Work to consolidate Department of Fisheries and Oceans (DFO) libraries from 11 to four across Canada is underway in Newfoundland and Labrador.
Some of the materials stored in a building on Mews Place in St. John’s are being packed away to be shipped to the Bedford Institute of Oceanography in Nova Scotia. But there are concerns some of those materials will be lost forever.
“The Newfoundland and Labrador fisheries are unlike any other fisheries on the East Coast of Canada, or in (all of) Canada,” said St. John’s South-Mount Pearl NDP MP Ryan Cleary.
“We have all sorts of information about the unique Newfoundland and Labrador fisheries that are no longer going to be housed in DFO Newfoundland, and I see that as yet another affront in a long list of affronts to Newfoundlanders and Labradorians in terms of our fishery and how it has been managed by the Government of Canada.”
The library at the Northwest Atlantic Fisheries Centre closed several years ago. It served DFO staff along with students and staff from Memorial University and provincial government employees. Materials from the site were subsequently placed in storage.
Federal government plans to consolidate DFO libraries were announced in the 2012 budget.
A DFO spokesman told The Telegram in an email that all currently available resources will remain available to DFO employees and the public. He said much of DFO’s collection has been digitized, adding more digitization work has been done since plans were announced to consolidate the libraries.
Documents from St. John’s that are not going to Bedford have been offered to departmental staff, and the spokesman said universities and other local groups have been contacted to gauge interest in acquiring non-DFO related materials.
The remainder of those materials will be recycled or “disposed of in an environmentally appropriate manner.”
A former DFO official who contacted The Telegram raised concerns about the potential loss of data relevant to the fishery’s history in Newfoundland and Labrador, including annual reports from the first half of the 20th century and historic monographs documenting early marine exploratory expeditions in the 1800s and early 20th century.
Cleary calls the move to take materials out of the province a further step in efforts to reduce DFO’s effectiveness.

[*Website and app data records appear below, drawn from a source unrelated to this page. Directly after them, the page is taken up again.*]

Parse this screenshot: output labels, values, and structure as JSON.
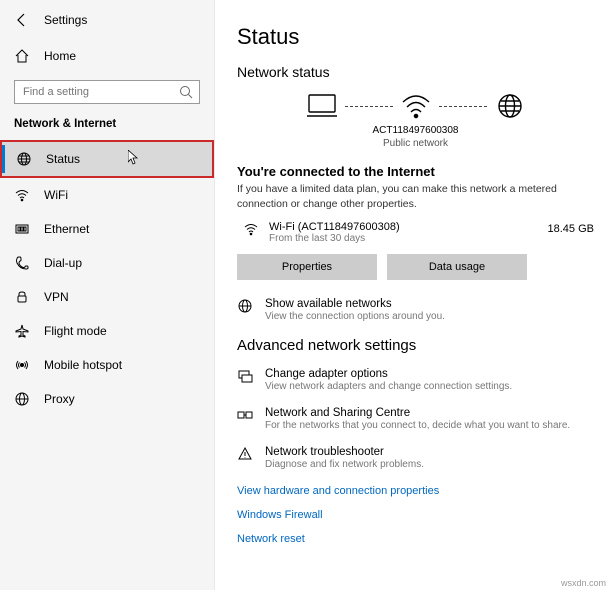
{
  "app": {
    "title": "Settings"
  },
  "sidebar": {
    "home": "Home",
    "search_placeholder": "Find a setting",
    "section": "Network & Internet",
    "items": [
      {
        "label": "Status"
      },
      {
        "label": "WiFi"
      },
      {
        "label": "Ethernet"
      },
      {
        "label": "Dial-up"
      },
      {
        "label": "VPN"
      },
      {
        "label": "Flight mode"
      },
      {
        "label": "Mobile hotspot"
      },
      {
        "label": "Proxy"
      }
    ]
  },
  "main": {
    "title": "Status",
    "network_status_title": "Network status",
    "diagram": {
      "ssid": "ACT118497600308",
      "type": "Public network"
    },
    "connected_title": "You're connected to the Internet",
    "connected_desc": "If you have a limited data plan, you can make this network a metered connection or change other properties.",
    "connection": {
      "name": "Wi-Fi (ACT118497600308)",
      "sub": "From the last 30 days",
      "usage": "18.45 GB"
    },
    "buttons": {
      "properties": "Properties",
      "data_usage": "Data usage"
    },
    "available": {
      "title": "Show available networks",
      "desc": "View the connection options around you."
    },
    "advanced_title": "Advanced network settings",
    "adapter": {
      "title": "Change adapter options",
      "desc": "View network adapters and change connection settings."
    },
    "sharing": {
      "title": "Network and Sharing Centre",
      "desc": "For the networks that you connect to, decide what you want to share."
    },
    "troubleshooter": {
      "title": "Network troubleshooter",
      "desc": "Diagnose and fix network problems."
    },
    "links": {
      "hardware": "View hardware and connection properties",
      "firewall": "Windows Firewall",
      "reset": "Network reset"
    }
  },
  "watermark": "wsxdn.com"
}
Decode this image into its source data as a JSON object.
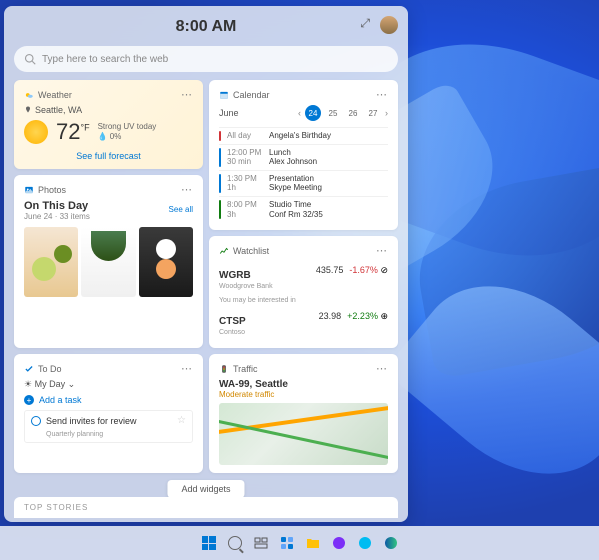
{
  "header": {
    "time": "8:00 AM"
  },
  "search": {
    "placeholder": "Type here to search the web"
  },
  "weather": {
    "title": "Weather",
    "location": "Seattle, WA",
    "temp": "72",
    "unit": "°F",
    "condition": "Strong UV today",
    "precipitation": "0%",
    "link": "See full forecast"
  },
  "calendar": {
    "title": "Calendar",
    "month": "June",
    "days": [
      "24",
      "25",
      "26",
      "27"
    ],
    "active_day": "24",
    "events": [
      {
        "time": "All day",
        "duration": "",
        "name": "Angela's Birthday",
        "color": "#d13438"
      },
      {
        "time": "12:00 PM",
        "duration": "30 min",
        "name": "Lunch\nAlex Johnson",
        "color": "#0078d4"
      },
      {
        "time": "1:30 PM",
        "duration": "1h",
        "name": "Presentation\nSkype Meeting",
        "color": "#0078d4"
      },
      {
        "time": "8:00 PM",
        "duration": "3h",
        "name": "Studio Time\nConf Rm 32/35",
        "color": "#107c10"
      }
    ]
  },
  "photos": {
    "title": "Photos",
    "heading": "On This Day",
    "sub": "June 24 · 33 items",
    "seeall": "See all"
  },
  "watchlist": {
    "title": "Watchlist",
    "items": [
      {
        "symbol": "WGRB",
        "name": "Woodgrove Bank",
        "price": "435.75",
        "change": "-1.67%",
        "dir": "neg"
      },
      {
        "symbol": "CTSP",
        "name": "Contoso",
        "price": "23.98",
        "change": "+2.23%",
        "dir": "pos"
      }
    ],
    "note": "You may be interested in"
  },
  "todo": {
    "title": "To Do",
    "list": "My Day",
    "add": "Add a task",
    "task": "Send invites for review",
    "task_sub": "Quarterly planning"
  },
  "traffic": {
    "title": "Traffic",
    "route": "WA-99, Seattle",
    "status": "Moderate traffic"
  },
  "footer": {
    "add": "Add widgets",
    "stories": "TOP STORIES"
  }
}
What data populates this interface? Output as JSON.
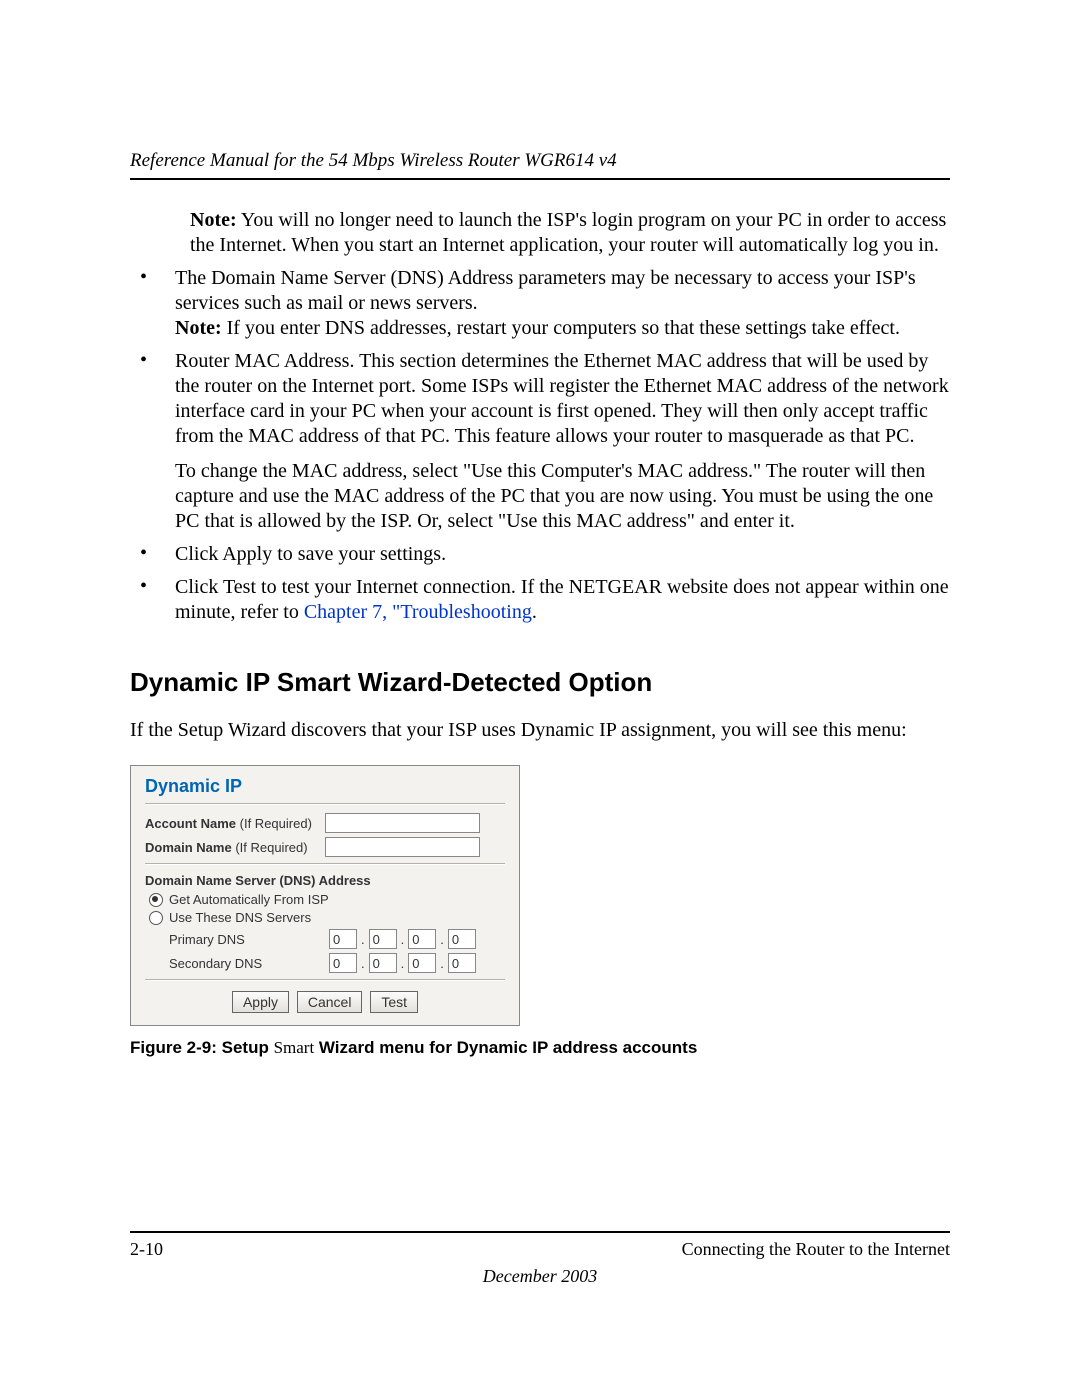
{
  "header": {
    "manual_title": "Reference Manual for the 54 Mbps Wireless Router WGR614 v4"
  },
  "body": {
    "note_para": "Note: You will no longer need to launch the ISP's login program on your PC in order to access the Internet. When you start an Internet application, your router will automatically log you in.",
    "bullet_dns": "The Domain Name Server (DNS) Address parameters may be necessary to access your ISP's services such as mail or news servers.",
    "note_dns": "Note: If you enter DNS addresses, restart your computers so that these settings take effect.",
    "bullet_mac_p1": "Router MAC Address. This section determines the Ethernet MAC address that will be used by the router on the Internet port. Some ISPs will register the Ethernet MAC address of the network interface card in your PC when your account is first opened. They will then only accept traffic from the MAC address of that PC. This feature allows your router to masquerade as that PC.",
    "bullet_mac_p2": "To change the MAC address, select \"Use this Computer's MAC address.\" The router will then capture and use the MAC address of the PC that you are now using. You must be using the one PC that is allowed by the ISP. Or, select \"Use this MAC address\" and enter it.",
    "bullet_apply": "Click Apply to save your settings.",
    "bullet_test_pre": "Click Test to test your Internet connection. If the NETGEAR website does not appear within one minute, refer to ",
    "bullet_test_link": "Chapter 7, \"Troubleshooting",
    "bullet_test_post": "."
  },
  "section": {
    "heading": "Dynamic IP Smart Wizard-Detected Option",
    "intro": "If the Setup Wizard discovers that your ISP uses Dynamic IP assignment, you will see this menu:"
  },
  "panel": {
    "title": "Dynamic IP",
    "account_label_b": "Account Name",
    "account_label_r": " (If Required)",
    "domain_label_b": "Domain Name",
    "domain_label_r": " (If Required)",
    "dns_heading": "Domain Name Server (DNS) Address",
    "radio_auto": "Get Automatically From ISP",
    "radio_use": "Use These DNS Servers",
    "primary_label": "Primary DNS",
    "secondary_label": "Secondary DNS",
    "octet": "0",
    "btn_apply": "Apply",
    "btn_cancel": "Cancel",
    "btn_test": "Test"
  },
  "figure": {
    "prefix": "Figure 2-9:  Setup ",
    "smart": "Smart",
    "suffix": " Wizard menu for Dynamic IP address accounts"
  },
  "footer": {
    "page": "2-10",
    "section": "Connecting the Router to the Internet",
    "date": "December 2003"
  }
}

“If you look at the big picture of all of this — DFO library, constant cuts over the years — this follows the trend of what’s been happening.”